It seemed I was everyone’s target all evening … and not a single shot missed. I was the chair of that planning committee-meeting-turned-nightmare many years ago. One member came to me privately after the meeting and bluntly told me I was blowing it because I was way too defensive. By then I was quite ready to start firing back, but I didn’t. Why? Because I had no doubt this man really cared for me. Not trying to win an argument or show me up, he, unlike any other person in the group, said this to me out of love.
I treasure my relationship with him because of what he told me that evening. Was it pleasant to receive his criticism? Not at all. But it was good … like swallowing the nastiest tasting medicine you can imagine, but a medicine which quiets your fever and gets you out of bed the next day.
When the Bible says “iron sharpens iron” (Prov. 27:17), this is not license to take your blade and start slashing everyone near you. Far from a sword fight, the image is that of taking two knives and using them to sharpen each other. Sure the metal gets hot and the sparks fly, but the result for both is desirable because the intent is constructive.
To be a critic people love, cultivate a group of critics around you ‒ people who are committed to you the way you are to them. People who are convinced you really want them to tell you the things you need to hear are the people who will also be able to hear your criticism of them when they most need it and love you for it.
The best critic is the not the one who is merely right, but rather the one who has earned the right to be heard in a way that changes things for the better. That only happens when the critic is someone you trust. Whom do you trust more than that one you are already convinced loves you?

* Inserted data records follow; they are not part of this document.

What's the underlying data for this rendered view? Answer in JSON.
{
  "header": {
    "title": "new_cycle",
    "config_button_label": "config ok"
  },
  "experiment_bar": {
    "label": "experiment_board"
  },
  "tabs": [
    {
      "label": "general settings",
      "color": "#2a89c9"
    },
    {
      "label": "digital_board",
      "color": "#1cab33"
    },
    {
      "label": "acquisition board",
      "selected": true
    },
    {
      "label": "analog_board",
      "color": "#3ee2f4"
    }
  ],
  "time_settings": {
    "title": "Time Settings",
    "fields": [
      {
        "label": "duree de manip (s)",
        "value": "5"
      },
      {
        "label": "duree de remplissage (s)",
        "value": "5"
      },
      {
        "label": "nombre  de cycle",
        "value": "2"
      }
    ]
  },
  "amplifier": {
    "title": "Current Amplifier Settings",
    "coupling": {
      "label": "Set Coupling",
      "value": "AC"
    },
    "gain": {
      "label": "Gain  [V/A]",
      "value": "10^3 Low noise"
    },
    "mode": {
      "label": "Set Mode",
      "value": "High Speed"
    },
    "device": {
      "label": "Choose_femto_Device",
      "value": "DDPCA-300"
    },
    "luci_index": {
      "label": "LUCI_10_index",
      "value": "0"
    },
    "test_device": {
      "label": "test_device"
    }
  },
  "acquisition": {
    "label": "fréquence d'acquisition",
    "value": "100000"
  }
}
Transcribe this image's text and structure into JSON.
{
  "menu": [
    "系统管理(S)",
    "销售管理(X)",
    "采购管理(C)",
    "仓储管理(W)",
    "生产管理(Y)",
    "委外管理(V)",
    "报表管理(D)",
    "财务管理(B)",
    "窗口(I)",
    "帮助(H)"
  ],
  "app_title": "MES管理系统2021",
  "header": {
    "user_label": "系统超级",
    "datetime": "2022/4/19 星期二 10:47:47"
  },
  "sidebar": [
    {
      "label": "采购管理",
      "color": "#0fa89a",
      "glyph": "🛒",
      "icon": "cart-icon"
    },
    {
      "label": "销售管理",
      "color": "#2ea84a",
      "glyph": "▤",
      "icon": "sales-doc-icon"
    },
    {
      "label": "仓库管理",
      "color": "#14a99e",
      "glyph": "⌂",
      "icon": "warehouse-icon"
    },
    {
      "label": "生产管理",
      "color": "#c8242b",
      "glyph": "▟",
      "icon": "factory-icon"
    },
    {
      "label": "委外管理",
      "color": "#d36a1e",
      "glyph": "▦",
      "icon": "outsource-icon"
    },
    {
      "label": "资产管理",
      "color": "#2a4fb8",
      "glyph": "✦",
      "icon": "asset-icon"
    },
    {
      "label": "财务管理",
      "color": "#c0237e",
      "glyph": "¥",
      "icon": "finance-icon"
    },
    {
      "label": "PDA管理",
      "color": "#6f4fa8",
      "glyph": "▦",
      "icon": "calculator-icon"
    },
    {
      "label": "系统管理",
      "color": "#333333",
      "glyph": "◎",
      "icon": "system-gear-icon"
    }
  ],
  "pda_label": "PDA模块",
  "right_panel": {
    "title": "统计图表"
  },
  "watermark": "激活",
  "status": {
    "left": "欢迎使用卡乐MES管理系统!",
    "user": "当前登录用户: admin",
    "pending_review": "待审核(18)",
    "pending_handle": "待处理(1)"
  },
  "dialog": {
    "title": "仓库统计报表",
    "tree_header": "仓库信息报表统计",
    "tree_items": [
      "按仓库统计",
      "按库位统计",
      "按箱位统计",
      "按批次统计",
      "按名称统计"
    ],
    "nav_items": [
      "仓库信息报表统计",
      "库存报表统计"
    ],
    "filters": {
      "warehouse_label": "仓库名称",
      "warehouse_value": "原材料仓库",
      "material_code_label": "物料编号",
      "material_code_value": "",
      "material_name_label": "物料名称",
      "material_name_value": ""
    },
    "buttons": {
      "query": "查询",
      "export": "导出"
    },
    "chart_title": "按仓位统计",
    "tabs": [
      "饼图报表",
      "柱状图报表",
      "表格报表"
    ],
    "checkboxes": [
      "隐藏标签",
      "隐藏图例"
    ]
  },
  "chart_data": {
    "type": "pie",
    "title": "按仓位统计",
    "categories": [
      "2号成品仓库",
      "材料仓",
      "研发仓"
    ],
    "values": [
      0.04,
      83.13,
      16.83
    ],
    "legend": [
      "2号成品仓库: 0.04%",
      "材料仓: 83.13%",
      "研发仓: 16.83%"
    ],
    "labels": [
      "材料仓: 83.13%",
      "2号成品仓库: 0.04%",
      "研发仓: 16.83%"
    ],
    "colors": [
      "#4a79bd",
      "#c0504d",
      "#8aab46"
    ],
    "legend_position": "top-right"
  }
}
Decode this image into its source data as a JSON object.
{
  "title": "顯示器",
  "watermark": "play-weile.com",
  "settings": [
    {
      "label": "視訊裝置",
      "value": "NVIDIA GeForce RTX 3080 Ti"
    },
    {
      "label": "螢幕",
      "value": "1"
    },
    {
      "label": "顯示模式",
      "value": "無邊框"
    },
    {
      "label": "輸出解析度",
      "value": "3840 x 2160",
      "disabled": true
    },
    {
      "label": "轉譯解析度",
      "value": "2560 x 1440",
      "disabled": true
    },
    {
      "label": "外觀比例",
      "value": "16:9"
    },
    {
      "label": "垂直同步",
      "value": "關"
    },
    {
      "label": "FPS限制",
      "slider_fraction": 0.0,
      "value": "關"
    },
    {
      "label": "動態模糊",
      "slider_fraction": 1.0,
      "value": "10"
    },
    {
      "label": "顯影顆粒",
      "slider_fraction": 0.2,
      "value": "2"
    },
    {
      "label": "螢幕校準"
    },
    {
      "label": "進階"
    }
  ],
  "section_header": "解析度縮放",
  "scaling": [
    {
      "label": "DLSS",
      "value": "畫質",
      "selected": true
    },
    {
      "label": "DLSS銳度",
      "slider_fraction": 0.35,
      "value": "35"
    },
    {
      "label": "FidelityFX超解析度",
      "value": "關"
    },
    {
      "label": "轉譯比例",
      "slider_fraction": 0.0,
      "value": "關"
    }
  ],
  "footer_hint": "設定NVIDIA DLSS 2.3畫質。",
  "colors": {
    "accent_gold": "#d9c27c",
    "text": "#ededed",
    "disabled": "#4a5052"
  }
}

In short, the way to be a critic people love is to love them convincingly before there’s a need to criticize.